BEGIN

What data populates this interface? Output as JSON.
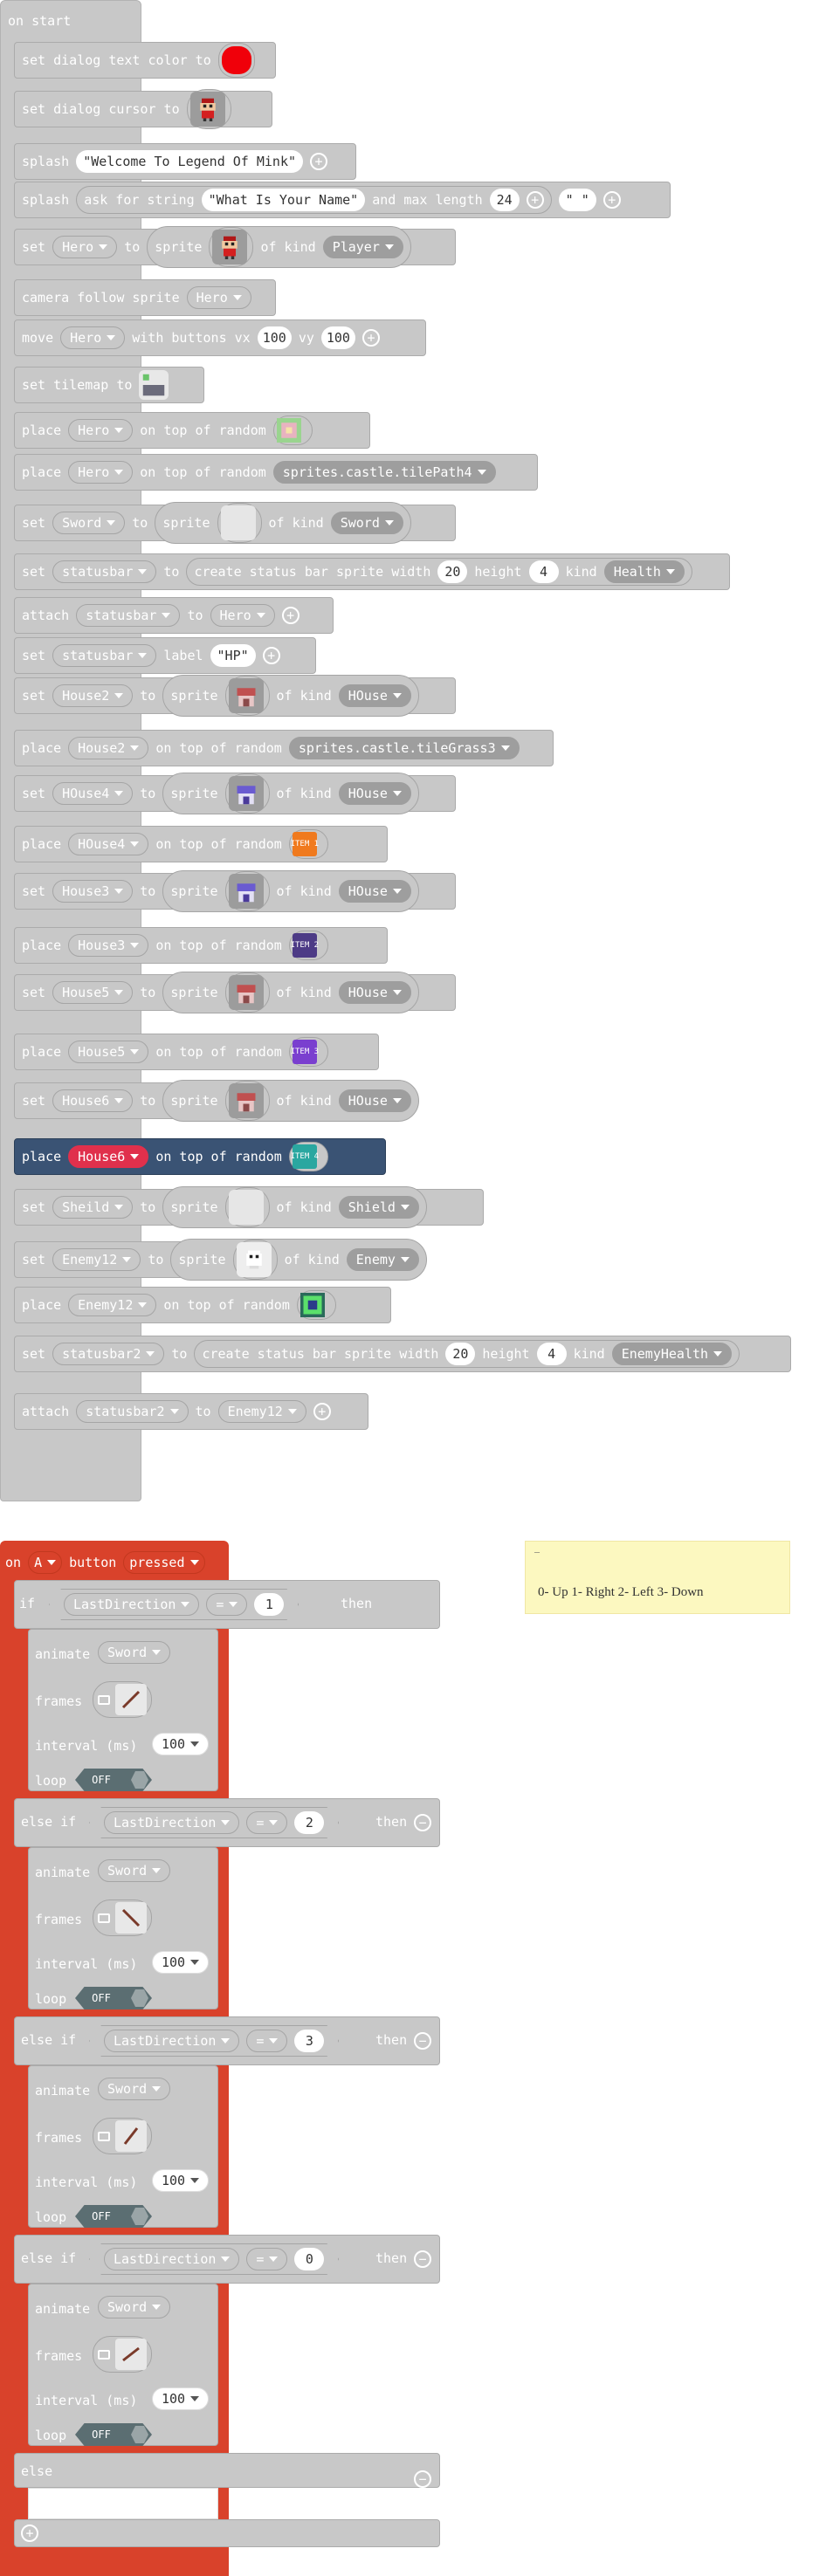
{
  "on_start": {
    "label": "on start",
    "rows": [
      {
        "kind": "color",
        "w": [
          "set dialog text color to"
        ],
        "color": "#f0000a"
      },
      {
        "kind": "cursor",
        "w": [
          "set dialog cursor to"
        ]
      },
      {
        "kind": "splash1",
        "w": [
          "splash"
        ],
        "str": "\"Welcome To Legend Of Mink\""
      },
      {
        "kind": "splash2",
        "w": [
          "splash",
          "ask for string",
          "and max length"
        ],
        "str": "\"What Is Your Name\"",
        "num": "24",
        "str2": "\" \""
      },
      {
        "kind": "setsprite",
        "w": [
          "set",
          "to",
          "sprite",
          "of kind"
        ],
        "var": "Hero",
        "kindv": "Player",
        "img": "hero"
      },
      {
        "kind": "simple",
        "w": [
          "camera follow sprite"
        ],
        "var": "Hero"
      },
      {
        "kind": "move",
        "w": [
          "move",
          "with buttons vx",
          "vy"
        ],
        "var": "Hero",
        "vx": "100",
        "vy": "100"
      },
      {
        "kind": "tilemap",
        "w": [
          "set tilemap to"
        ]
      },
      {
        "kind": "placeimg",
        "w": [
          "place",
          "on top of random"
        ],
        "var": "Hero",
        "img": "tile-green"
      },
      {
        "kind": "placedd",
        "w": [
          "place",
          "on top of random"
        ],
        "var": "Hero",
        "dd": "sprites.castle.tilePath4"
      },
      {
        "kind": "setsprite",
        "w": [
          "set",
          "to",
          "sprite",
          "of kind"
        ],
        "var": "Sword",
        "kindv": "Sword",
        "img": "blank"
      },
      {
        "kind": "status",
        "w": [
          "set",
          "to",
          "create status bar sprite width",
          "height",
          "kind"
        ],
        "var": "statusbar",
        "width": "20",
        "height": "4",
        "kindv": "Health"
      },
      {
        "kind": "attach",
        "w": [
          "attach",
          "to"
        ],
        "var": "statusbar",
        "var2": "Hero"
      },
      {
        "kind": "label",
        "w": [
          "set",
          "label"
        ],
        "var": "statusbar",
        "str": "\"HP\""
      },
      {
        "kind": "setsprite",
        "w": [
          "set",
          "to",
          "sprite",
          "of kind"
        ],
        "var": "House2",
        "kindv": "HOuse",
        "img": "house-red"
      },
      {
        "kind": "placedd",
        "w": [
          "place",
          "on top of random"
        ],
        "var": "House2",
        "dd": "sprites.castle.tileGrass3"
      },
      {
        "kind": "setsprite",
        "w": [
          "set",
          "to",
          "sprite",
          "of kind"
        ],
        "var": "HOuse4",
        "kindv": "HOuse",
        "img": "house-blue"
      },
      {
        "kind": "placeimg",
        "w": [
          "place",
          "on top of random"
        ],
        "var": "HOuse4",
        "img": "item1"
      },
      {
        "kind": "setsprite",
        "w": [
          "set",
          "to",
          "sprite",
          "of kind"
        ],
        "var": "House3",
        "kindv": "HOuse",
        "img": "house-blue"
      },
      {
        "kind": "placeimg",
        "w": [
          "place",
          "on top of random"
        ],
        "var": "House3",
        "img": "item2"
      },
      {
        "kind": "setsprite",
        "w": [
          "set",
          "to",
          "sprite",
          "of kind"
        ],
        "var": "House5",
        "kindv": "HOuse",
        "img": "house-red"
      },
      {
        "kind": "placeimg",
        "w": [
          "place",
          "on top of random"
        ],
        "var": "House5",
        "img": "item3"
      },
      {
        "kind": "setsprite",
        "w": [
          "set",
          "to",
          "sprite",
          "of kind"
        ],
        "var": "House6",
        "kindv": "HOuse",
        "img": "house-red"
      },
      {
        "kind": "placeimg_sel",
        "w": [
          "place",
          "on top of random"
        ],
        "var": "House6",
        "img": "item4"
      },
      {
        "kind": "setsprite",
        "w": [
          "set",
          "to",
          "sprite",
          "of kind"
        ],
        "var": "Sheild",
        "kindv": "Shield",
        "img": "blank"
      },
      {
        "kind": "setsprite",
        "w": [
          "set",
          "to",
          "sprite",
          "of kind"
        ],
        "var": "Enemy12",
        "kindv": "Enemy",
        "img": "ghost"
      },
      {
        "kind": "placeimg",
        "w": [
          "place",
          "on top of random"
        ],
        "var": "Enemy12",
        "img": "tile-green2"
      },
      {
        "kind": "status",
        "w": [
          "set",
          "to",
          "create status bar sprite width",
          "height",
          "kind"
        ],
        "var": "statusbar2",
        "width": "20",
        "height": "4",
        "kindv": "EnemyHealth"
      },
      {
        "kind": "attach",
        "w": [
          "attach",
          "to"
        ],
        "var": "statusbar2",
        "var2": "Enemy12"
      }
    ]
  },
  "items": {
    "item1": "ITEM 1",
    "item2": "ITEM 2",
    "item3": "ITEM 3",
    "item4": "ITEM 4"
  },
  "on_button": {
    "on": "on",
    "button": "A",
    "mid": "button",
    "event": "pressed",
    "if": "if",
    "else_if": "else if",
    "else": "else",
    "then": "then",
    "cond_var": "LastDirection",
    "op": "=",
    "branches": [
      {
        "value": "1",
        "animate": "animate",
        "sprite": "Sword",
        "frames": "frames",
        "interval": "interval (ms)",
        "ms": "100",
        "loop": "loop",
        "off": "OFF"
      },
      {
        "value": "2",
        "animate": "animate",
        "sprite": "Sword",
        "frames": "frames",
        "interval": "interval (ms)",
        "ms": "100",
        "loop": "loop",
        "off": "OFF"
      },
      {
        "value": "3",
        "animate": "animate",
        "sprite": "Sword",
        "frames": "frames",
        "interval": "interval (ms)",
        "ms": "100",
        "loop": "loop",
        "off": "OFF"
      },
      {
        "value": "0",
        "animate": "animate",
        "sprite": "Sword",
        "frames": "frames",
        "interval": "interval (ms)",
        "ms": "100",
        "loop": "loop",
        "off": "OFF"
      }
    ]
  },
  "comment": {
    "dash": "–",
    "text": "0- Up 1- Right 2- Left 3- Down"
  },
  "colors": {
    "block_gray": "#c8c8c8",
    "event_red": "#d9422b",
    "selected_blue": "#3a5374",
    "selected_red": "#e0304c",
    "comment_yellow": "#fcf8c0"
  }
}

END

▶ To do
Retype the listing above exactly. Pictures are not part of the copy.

▶ Result of the exercise
What data populates this interface? Output as JSON.
{
  "on_start": {
    "label": "on start",
    "rows": [
      {
        "kind": "color",
        "w": [
          "set dialog text color to"
        ],
        "color": "#f0000a"
      },
      {
        "kind": "cursor",
        "w": [
          "set dialog cursor to"
        ]
      },
      {
        "kind": "splash1",
        "w": [
          "splash"
        ],
        "str": "\"Welcome To Legend Of Mink\""
      },
      {
        "kind": "splash2",
        "w": [
          "splash",
          "ask for string",
          "and max length"
        ],
        "str": "\"What Is Your Name\"",
        "num": "24",
        "str2": "\" \""
      },
      {
        "kind": "setsprite",
        "w": [
          "set",
          "to",
          "sprite",
          "of kind"
        ],
        "var": "Hero",
        "kindv": "Player",
        "img": "hero"
      },
      {
        "kind": "simple",
        "w": [
          "camera follow sprite"
        ],
        "var": "Hero"
      },
      {
        "kind": "move",
        "w": [
          "move",
          "with buttons vx",
          "vy"
        ],
        "var": "Hero",
        "vx": "100",
        "vy": "100"
      },
      {
        "kind": "tilemap",
        "w": [
          "set tilemap to"
        ]
      },
      {
        "kind": "placeimg",
        "w": [
          "place",
          "on top of random"
        ],
        "var": "Hero",
        "img": "tile-green"
      },
      {
        "kind": "placedd",
        "w": [
          "place",
          "on top of random"
        ],
        "var": "Hero",
        "dd": "sprites.castle.tilePath4"
      },
      {
        "kind": "setsprite",
        "w": [
          "set",
          "to",
          "sprite",
          "of kind"
        ],
        "var": "Sword",
        "kindv": "Sword",
        "img": "blank"
      },
      {
        "kind": "status",
        "w": [
          "set",
          "to",
          "create status bar sprite width",
          "height",
          "kind"
        ],
        "var": "statusbar",
        "width": "20",
        "height": "4",
        "kindv": "Health"
      },
      {
        "kind": "attach",
        "w": [
          "attach",
          "to"
        ],
        "var": "statusbar",
        "var2": "Hero"
      },
      {
        "kind": "label",
        "w": [
          "set",
          "label"
        ],
        "var": "statusbar",
        "str": "\"HP\""
      },
      {
        "kind": "setsprite",
        "w": [
          "set",
          "to",
          "sprite",
          "of kind"
        ],
        "var": "House2",
        "kindv": "HOuse",
        "img": "house-red"
      },
      {
        "kind": "placedd",
        "w": [
          "place",
          "on top of random"
        ],
        "var": "House2",
        "dd": "sprites.castle.tileGrass3"
      },
      {
        "kind": "setsprite",
        "w": [
          "set",
          "to",
          "sprite",
          "of kind"
        ],
        "var": "HOuse4",
        "kindv": "HOuse",
        "img": "house-blue"
      },
      {
        "kind": "placeimg",
        "w": [
          "place",
          "on top of random"
        ],
        "var": "HOuse4",
        "img": "item1"
      },
      {
        "kind": "setsprite",
        "w": [
          "set",
          "to",
          "sprite",
          "of kind"
        ],
        "var": "House3",
        "kindv": "HOuse",
        "img": "house-blue"
      },
      {
        "kind": "placeimg",
        "w": [
          "place",
          "on top of random"
        ],
        "var": "House3",
        "img": "item2"
      },
      {
        "kind": "setsprite",
        "w": [
          "set",
          "to",
          "sprite",
          "of kind"
        ],
        "var": "House5",
        "kindv": "HOuse",
        "img": "house-red"
      },
      {
        "kind": "placeimg",
        "w": [
          "place",
          "on top of random"
        ],
        "var": "House5",
        "img": "item3"
      },
      {
        "kind": "setsprite",
        "w": [
          "set",
          "to",
          "sprite",
          "of kind"
        ],
        "var": "House6",
        "kindv": "HOuse",
        "img": "house-red"
      },
      {
        "kind": "placeimg_sel",
        "w": [
          "place",
          "on top of random"
        ],
        "var": "House6",
        "img": "item4"
      },
      {
        "kind": "setsprite",
        "w": [
          "set",
          "to",
          "sprite",
          "of kind"
        ],
        "var": "Sheild",
        "kindv": "Shield",
        "img": "blank"
      },
      {
        "kind": "setsprite",
        "w": [
          "set",
          "to",
          "sprite",
          "of kind"
        ],
        "var": "Enemy12",
        "kindv": "Enemy",
        "img": "ghost"
      },
      {
        "kind": "placeimg",
        "w": [
          "place",
          "on top of random"
        ],
        "var": "Enemy12",
        "img": "tile-green2"
      },
      {
        "kind": "status",
        "w": [
          "set",
          "to",
          "create status bar sprite width",
          "height",
          "kind"
        ],
        "var": "statusbar2",
        "width": "20",
        "height": "4",
        "kindv": "EnemyHealth"
      },
      {
        "kind": "attach",
        "w": [
          "attach",
          "to"
        ],
        "var": "statusbar2",
        "var2": "Enemy12"
      }
    ]
  },
  "items": {
    "item1": "ITEM 1",
    "item2": "ITEM 2",
    "item3": "ITEM 3",
    "item4": "ITEM 4"
  },
  "on_button": {
    "on": "on",
    "button": "A",
    "mid": "button",
    "event": "pressed",
    "if": "if",
    "else_if": "else if",
    "else": "else",
    "then": "then",
    "cond_var": "LastDirection",
    "op": "=",
    "branches": [
      {
        "value": "1",
        "animate": "animate",
        "sprite": "Sword",
        "frames": "frames",
        "interval": "interval (ms)",
        "ms": "100",
        "loop": "loop",
        "off": "OFF"
      },
      {
        "value": "2",
        "animate": "animate",
        "sprite": "Sword",
        "frames": "frames",
        "interval": "interval (ms)",
        "ms": "100",
        "loop": "loop",
        "off": "OFF"
      },
      {
        "value": "3",
        "animate": "animate",
        "sprite": "Sword",
        "frames": "frames",
        "interval": "interval (ms)",
        "ms": "100",
        "loop": "loop",
        "off": "OFF"
      },
      {
        "value": "0",
        "animate": "animate",
        "sprite": "Sword",
        "frames": "frames",
        "interval": "interval (ms)",
        "ms": "100",
        "loop": "loop",
        "off": "OFF"
      }
    ]
  },
  "comment": {
    "dash": "–",
    "text": "0- Up 1- Right 2- Left 3- Down"
  },
  "colors": {
    "block_gray": "#c8c8c8",
    "event_red": "#d9422b",
    "selected_blue": "#3a5374",
    "selected_red": "#e0304c",
    "comment_yellow": "#fcf8c0"
  }
}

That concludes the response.